Wednesday, May 22, 2024

The catfish po’boy at Somerville’s Highland Kitchen. (Photo: Sakurako K. via Yelp)

With so many restaurants coming and going, the notion of down-home comfort isn’t as much a thing. Many of the longer-ensconced bastions tend to be in and around Union Square, which has become home to the most eclectic melting pot of food cultures and social vibes. On that comfy side, J and J Restaurant near the McGrath and O’Brien underpass and The Neighborhood Restaurant & Bakery on Bow Street come to mind. They both have Portuguese influences and are family-run, so homey is baked in. I also lean in on Highland Kitchen, which isn’t old-school per se, as it’s got that B-Side/Delux Cafe tragically hip thing going on – and I say that in the most flattering sense.

The B-Side sadly is a thing of the past (now Lord Hobo), but the Delux in Boston is still kicking it, serving carrot tacos these days. The Highland, despite its popularity and sometimes long lines to get a seat (true at Delux too) is an inviting come-in-and chill-and-relax spot, a place to imbibe and leave the world behind, something the Highland’s been doing consistently since 2007.

The menu at Highland has always had a pronounced bayou/Southern twang to it. Spicy jambalaya, goat stew (we will serve no Brady before his time!), gumbo and fried chicken are the bones. It reminds me some of the long-gone Tim’s Tavern in Back Bay that served the best hush puppies this human ever tasted, a gumbo chock full of crawdads that was incomparable and an alligator stew.
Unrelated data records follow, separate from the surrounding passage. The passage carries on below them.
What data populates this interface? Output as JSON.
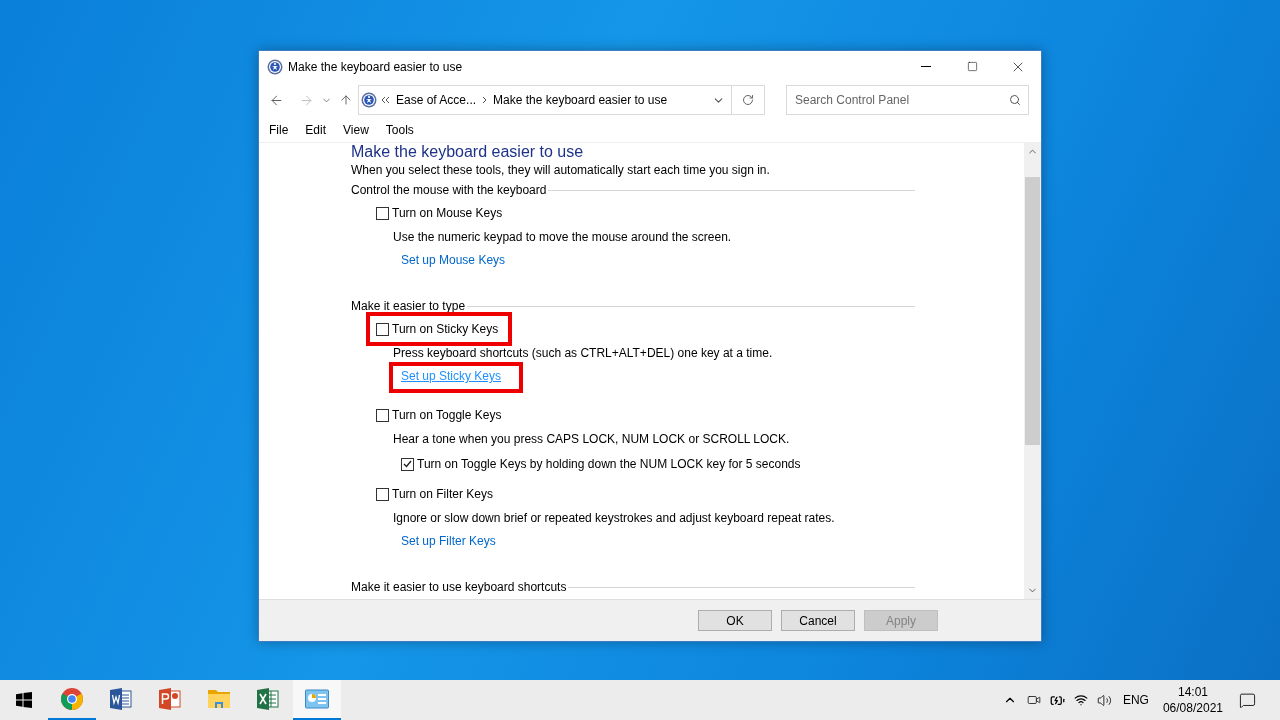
{
  "window": {
    "title": "Make the keyboard easier to use"
  },
  "nav": {
    "back_disabled": false,
    "forward_disabled": true,
    "breadcrumb": [
      "Ease of Acce...",
      "Make the keyboard easier to use"
    ],
    "search_placeholder": "Search Control Panel"
  },
  "menu": [
    "File",
    "Edit",
    "View",
    "Tools"
  ],
  "content": {
    "heading": "Make the keyboard easier to use",
    "intro": "When you select these tools, they will automatically start each time you sign in.",
    "sections": [
      {
        "title": "Control the mouse with the keyboard",
        "items": [
          {
            "kind": "checkbox",
            "label": "Turn on Mouse Keys",
            "checked": false,
            "highlighted": false
          },
          {
            "kind": "description",
            "text": "Use the numeric keypad to move the mouse around the screen."
          },
          {
            "kind": "link",
            "label": "Set up Mouse Keys",
            "highlighted": false
          }
        ]
      },
      {
        "title": "Make it easier to type",
        "items": [
          {
            "kind": "checkbox",
            "label": "Turn on Sticky Keys",
            "checked": false,
            "highlighted": true
          },
          {
            "kind": "description",
            "text": "Press keyboard shortcuts (such as CTRL+ALT+DEL) one key at a time."
          },
          {
            "kind": "link",
            "label": "Set up Sticky Keys",
            "highlighted": true
          },
          {
            "kind": "checkbox",
            "label": "Turn on Toggle Keys",
            "checked": false,
            "highlighted": false
          },
          {
            "kind": "description",
            "text": "Hear a tone when you press CAPS LOCK, NUM LOCK or SCROLL LOCK."
          },
          {
            "kind": "sub_checkbox",
            "label": "Turn on Toggle Keys by holding down the NUM LOCK key for 5 seconds",
            "checked": true,
            "highlighted": false
          },
          {
            "kind": "checkbox",
            "label": "Turn on Filter Keys",
            "checked": false,
            "highlighted": false
          },
          {
            "kind": "description",
            "text": "Ignore or slow down brief or repeated keystrokes and adjust keyboard repeat rates."
          },
          {
            "kind": "link",
            "label": "Set up Filter Keys",
            "highlighted": false
          }
        ]
      },
      {
        "title": "Make it easier to use keyboard shortcuts"
      }
    ]
  },
  "buttons": [
    {
      "label": "OK",
      "disabled": false
    },
    {
      "label": "Cancel",
      "disabled": false
    },
    {
      "label": "Apply",
      "disabled": true
    }
  ],
  "taskbar": {
    "apps": [
      {
        "kind": "browser",
        "running": true,
        "selected": false
      },
      {
        "kind": "word",
        "running": false,
        "selected": false
      },
      {
        "kind": "powerpoint",
        "running": false,
        "selected": false
      },
      {
        "kind": "explorer",
        "running": false,
        "selected": false
      },
      {
        "kind": "excel",
        "running": false,
        "selected": false
      },
      {
        "kind": "control_panel",
        "running": true,
        "selected": true
      }
    ],
    "language": "ENG",
    "time": "14:01",
    "date": "06/08/2021"
  }
}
Green Street Grill in Central Square in early incarnations offered similar cuisine, but it too has shuttered. The Highland treads on those legacies, the distinctively something different done exceptionally well, and by focusing on that creates a destination dining experience, without the pomp and punch of landing a hard-to-score table at the hot culinary rave du jour. 

The food is simple in ingredient, yet complex in the blending. My go-tos here are the reliable andouille and chicken gumbo with the requisite okra in a belly-warming gravy surrounding a mound of jasmine rice. It’s satiating, not spicy and, as an appetizer not too filling for your next indulgence. The spicy jambalaya is great, as it it comes with duck confit to go with the andouille, shrimp and jamon but also comes in a veggie variation with Beyond meat and blackened carrots.

I’m a fanatic about the Highland’s blackened catfish po’boy, though, which comes on an uber fresh baguette with a remoulade sauce and relish. The blackening spices add plenty of bite that’s offset nicely by the sauce and relish, and it all comes together nicely on that soft French bread. The fish is always tender and moist and never overcooked. They have it down to a science in the kitchen.

There are fun sides such as sweet potato mashed, and you can get fried plantains off the appetizer menu. Another great thing about the Highland experience is its personable bartenders and waitstaff, who add to that homey comfort. The Highland has that neighborhood-haunt aura while offering a night-out dining experience.

Highland Kitchen, 150 Highland Ave., Spring Hill, Somerville

Tom Meek is a writer living in Cambridge. His reviews, essays, short stories and articles have appeared in the WBUR ARTery, The Boston Phoenix, The Boston Globe, The Rumpus, The Charleston City Paper and SLAB literary journal. Tom is also a member of the Boston Society of Film Critics and rides his bike everywhere.